The position and orientation of the camera with respect to the light cone emerging from the eyepiece is critical, otherwise vignetting - capturing an incomplete image surrounded by shadow ( see left, upper) can occur. In the example shown, obtained during first use of the camera at the telescope, the camera was used at 0.3 Mpixel resolution (640 x 480) with maximum optical zoom and held to a 9 mm Kellner used with a 2x Barlow lens. The craters Clavius, Blancanus and Scheiner can be seen in the image, which was obtained on 2 January 2004 at approximately 21:45 UT, when the Moon was 10 days old. Even in this early, vignetted image, the resolution is much nearer that in Plate 10b of the Hatfield atlas (2).

The image below was obtained during the same first session and shows a wider angle view. This was obtained with the camera set to its maximum 4 Mpixel resolution (2304 x 1728) and held near a 25 mm Plössl ocular used with the 2x Barlow. If viewed at full size, the Clavius area is almost on the same scale as in the upper image and similar resolution has been obtained. Yet, the use of higher camera resolution and a longer focal length eyepiece has enabled a much larger area of the Moon's surface to be captured in one shot. The greater eye relief (3) of the longer focal length Plössl also enabled the image to be obtained more easily with less risk of vignetting. Both these images were obtained with the camera hand-held. They have also been converted to grey scale and cropped, and the lower image has been rotated by 30 degrees.

While these initial images obtained with the digital camera already surpass - in terms of resolution - those I obtained with film camera techniques, there is much still to investigate. For example, fixing the camera position (either with a tripod or with a telescope-mounted device) should reduce the likelihood of vignetting. Also, multiple images obtained during an observing session could be digitally 'stacked' to improve resolution. Camera resolution options and other digital post-processing techniques remain to be explored. Please follow the links below to further pages describing such investigations:

The links below are for pages of gallery images obtained with the digicam:

Please direct comments on this website to:


1. A Hartmann mask is an opaque cover for the objective end of the telescope, with two or more similar large diameter holes in it. Light received from a bright star will form a double image (or a multiple image, if more than two holes) at the eyepiece when the telescope is incorrectly focused. As the image becomes focused, the images merge, becoming fully superimposed when the telescope is focused. Further details can be found by following this link to a site by Jerry Lodriguss.
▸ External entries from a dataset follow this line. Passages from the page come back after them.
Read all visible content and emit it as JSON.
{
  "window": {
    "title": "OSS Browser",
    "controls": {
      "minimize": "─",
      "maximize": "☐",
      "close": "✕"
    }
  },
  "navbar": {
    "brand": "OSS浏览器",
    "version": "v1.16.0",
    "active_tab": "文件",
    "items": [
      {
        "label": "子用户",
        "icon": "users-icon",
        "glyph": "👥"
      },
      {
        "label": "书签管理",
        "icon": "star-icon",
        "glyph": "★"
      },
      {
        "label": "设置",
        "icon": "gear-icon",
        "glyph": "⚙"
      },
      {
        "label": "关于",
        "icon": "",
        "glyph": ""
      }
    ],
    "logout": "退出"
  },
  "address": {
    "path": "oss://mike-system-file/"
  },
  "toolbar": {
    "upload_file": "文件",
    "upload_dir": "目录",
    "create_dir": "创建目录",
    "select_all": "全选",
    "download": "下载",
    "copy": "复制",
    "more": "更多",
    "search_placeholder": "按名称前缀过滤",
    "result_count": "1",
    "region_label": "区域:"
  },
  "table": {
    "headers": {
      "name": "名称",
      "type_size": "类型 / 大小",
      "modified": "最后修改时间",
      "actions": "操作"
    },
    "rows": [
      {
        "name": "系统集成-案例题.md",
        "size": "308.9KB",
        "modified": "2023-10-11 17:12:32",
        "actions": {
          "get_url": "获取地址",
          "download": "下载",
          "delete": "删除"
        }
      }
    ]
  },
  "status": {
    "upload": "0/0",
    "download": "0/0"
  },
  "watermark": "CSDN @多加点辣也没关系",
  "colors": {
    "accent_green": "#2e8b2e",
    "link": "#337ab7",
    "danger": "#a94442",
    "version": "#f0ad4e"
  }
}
2. Cook, J., 'The Hatfield Photographic Lunar Atlas', Springer-Verlag, London, 1999.

3. 'Eye relief' is a measure of how far from an eyepiece is the plane of the exit pupil - the disc of light projected by the eyepiece when the telescope is focused on a celestial object. This is where the pupil of the user's eye should be placed and varies with eyepiece design and focal length. For Plössl eyepieces the eye relief is about three quarters of the focal length, so about 18 mm for a 25 mm Plössl.

Last updated: 4 January 2005